In October 2015, the Aliso Canyon gas fields in Southern California sprang a leak that took the state’s largest gas-storage system out of service. The leak raised red flags for California’s energy planners, who worried that there would not be enough gas to fuel peakers—generating plants that kick in when summer heat causes electricity demand to soar. In response, the California Public Utilities Commission issued a solicitation for energy storage projects that could help ensure the state would have enough power.
As a result, companies such as AES Energy Storage, Greensmith Energy and Tesla stepped up and within eight months—a fraction of the time it would take to build a gas plant—the state had 70 MW of storage online. “Aliso Canyon was a significant sea change” for the power industry, says Daniel Finn-Foley, senior analyst for energy storage at GTM Research. It showed energy storage could be effective in filling the role traditionally played by gas-fired peakers.
After decades of being just out of reach, a steep decline in the cost of lithium-ion batteries is making energy storage a viable solution for a variety of energy industry applications.
Between 1991 and 2005, the cost of lithium-ion batteries dropped from about $200 per watt-hour to about $0.40 per Wh. The batteries have become ubiquitous in laptops, cell phones and in the rapidly growing market for electric vehicles—pushing up demand and triggering economies of scale. In a recent study, investment bank Lazard says it expects the cost of lithium-ion batteries to plummet by about 50% over the next five years.
Energy storage is still only a very small piece of the power marketplace, but it is growing quickly. There were 234 MWh of energy storage installations in the first quarter of 2017, a 944% increase compared with first-quarter 2016, according to a GTM Research report done with the Energy Storage Association.
The falling prices that have led to the growth of energy storage is part of a wider shift underway in the power sector. The industry is moving away from the central-station model that has prevailed for a century to a model where electricity flows two ways, where customers can also be generators. In many states, customers with rooftop solar panels can sell excess electricity back to their utility.
New York is one state trying to come to grips with how technologies like energy storage are becoming market disruptors. The state’s Reforming the Energy Vision (REV) initiative is funding pilot projects and seeking to rewrite the rules for the industry.
In New York City, utility Consolidated Edison’s participation in REV has allowed it to use a combination of energy efficiency, demand management and energy storage to defer a $1-billion investment to upgrade a substation.

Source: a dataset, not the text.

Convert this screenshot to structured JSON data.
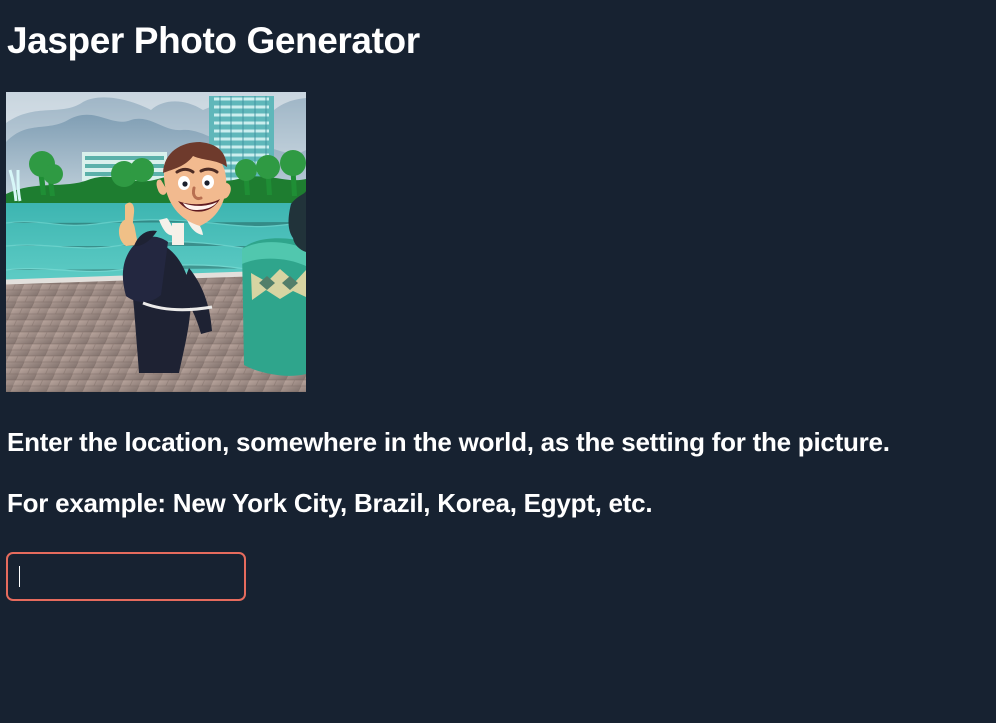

ConEd also is looking at energy storage as one alternative to make up for the potential loss of the Indian Point nuclear plant just north of the city, which supplies about 20% of the city’s baseload power. The plant is set to close by 2021.
ConEd’s Brooklyn-Queens Demand Management project also reflects the changes in the market.“We think storage has a lot of potential to complement resources like energy efficiency, solar energy and fuel cells in helping us keep service reliable and put off having to make expensive investments in more infrastructure,” says Adrienne Lalle, who manages ConEd’s storage demonstration projects.
From a construction perspective, energy storage could be seen as a threat to big projects in the future. But it could have other benefits, indusry experts say. While a large substation might not be built, battery storage could “end up distributing the solution” by strategically relieving stress at a variety of choke points, says Frank Jakob, senior project manager for renewable energy and energy storage at Black & Veatch. “Battery storage is to the traditional utility what Uber is to the taxi industry,” says Jakob. “If you don’t adapt, you will be left behind.”
B&V is pursuing several requests for proposals in Arizona, California and Nevada that seek large energy storage projects to defer more costly investments or to extend the capabilities of wind or solar projects.
Mortenson Construction also is responding to the changes in the market. The Minneapolis contractor moved into renewable energy decades ago, and, in November 2015, entered the storage business. “It was a logical step,” says Brent Bergland, who heads the storage division. Mortenson is a contractor for Panasonic’s operations center in Denver that combines a solar power system with an energy storage device that will anchor a microgrid for Panasonic and serve a neighboring transit hub.
Bergland says projects pairing solar and storage are crossing his desk on a regular basis now, particularly in the desert Southwest—and they are getting larger, from 100 MWh to 400 MWh, as solar power installations continue to grow.
Most of those projects are pairing storage with solar power to meet California regulations aimed at alleviating the “duck curve” problem that occurs when solar power output drops off sharply in the evening, creating a sudden need for fast-responding power sources.
Manufacturers are also responding to that need with companies such as General Electric and Siemens developing fast ramping turbines. They also have begun marketing “hybrid” power plants that pair power generation and energy storage. “Hybrid plants are going to be become much more the norm,” says GTM analyst Finn-Foley. “Utilities are looking for more flexibility,” adds Bergland. “The logical candidate is storage.”